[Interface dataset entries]
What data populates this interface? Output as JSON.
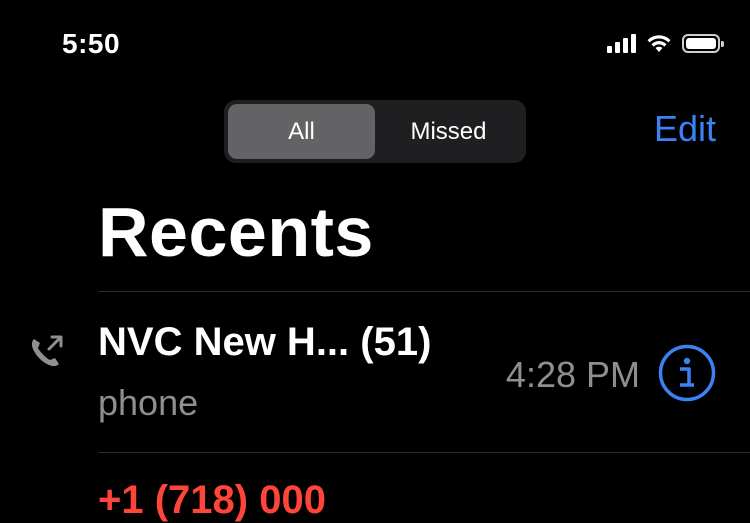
{
  "status_bar": {
    "time": "5:50",
    "icons": [
      "cellular-signal-icon",
      "wifi-icon",
      "battery-icon"
    ]
  },
  "segmented_control": {
    "options": [
      "All",
      "Missed"
    ],
    "selected": "All"
  },
  "header": {
    "edit_label": "Edit",
    "title": "Recents"
  },
  "calls": [
    {
      "name": "NVC New H... (51)",
      "type": "phone",
      "time": "4:28 PM",
      "icon": "outgoing-call-icon"
    }
  ],
  "next_row_partial_text": "+1 (718) 000",
  "colors": {
    "background": "#000000",
    "accent": "#3b82f6",
    "secondary_text": "#8e8e93",
    "missed": "#ff453a"
  }
}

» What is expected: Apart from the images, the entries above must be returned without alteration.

» Result:
What data populates this interface? Output as JSON.
{
  "status_bar": {
    "time": "5:50",
    "icons": [
      "cellular-signal-icon",
      "wifi-icon",
      "battery-icon"
    ]
  },
  "segmented_control": {
    "options": [
      "All",
      "Missed"
    ],
    "selected": "All"
  },
  "header": {
    "edit_label": "Edit",
    "title": "Recents"
  },
  "calls": [
    {
      "name": "NVC New H... (51)",
      "type": "phone",
      "time": "4:28 PM",
      "icon": "outgoing-call-icon"
    }
  ],
  "next_row_partial_text": "+1 (718) 000",
  "colors": {
    "background": "#000000",
    "accent": "#3b82f6",
    "secondary_text": "#8e8e93",
    "missed": "#ff453a"
  }
}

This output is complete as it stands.